So I have a question that I’d love your take (and maybe your reader’s take) on: Why do people walk away from a house that’s underwater when no one walks away from anything else that’s worth less than they paid for it?
I mean, think about a car. People drop 50, 60, 70 thousand dollars on a car that’s instantly worth less than they paid the second they drove it off the lot. But no one would ever say “Well, I’ve still got 5 years on my car loan and it’s worth half of what I paid, so I’m just walking away.”
No one says “I’m paying 12% interest on this new $5000 big screen TV I bought on credit, and it’s now not worth what I paid, so I’m just going to walk away from my credit card bill.”
Is it because we’ve been conditioned over the years by the financial and real estate industries that homes are an “investment” that will only go up? Or that homes are only worth it if we’re going to make a ton of money on them down the road?
Call me crazy, but I think if you buy a house where you can afford the monthly payments, it shouldn’t matter at all how much your house is worth compared to what you paid.
Very interesting thought, and honestly something we do not have an answer for. We’d have to guess that every person is different and a house payment is likely much larger than a TV or car payment, so walking from something like that carries larger financial gains/losses.
Does walking from a credit card carry the same credit punishment as walking from a house and going into foreclosure?
We can say there are many people walking away from their credit card bills, but the odd thing is, they get to keep the TVs! As for the car, remember “REPO Man”?

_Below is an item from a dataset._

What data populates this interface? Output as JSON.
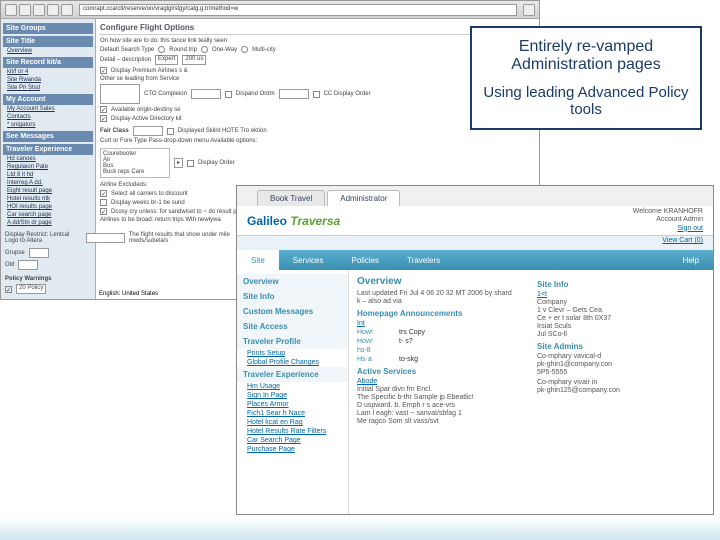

We think your question may spawn more questions and doubt there is really one specific answer, but we (like you) would love to hear what some readers have to say.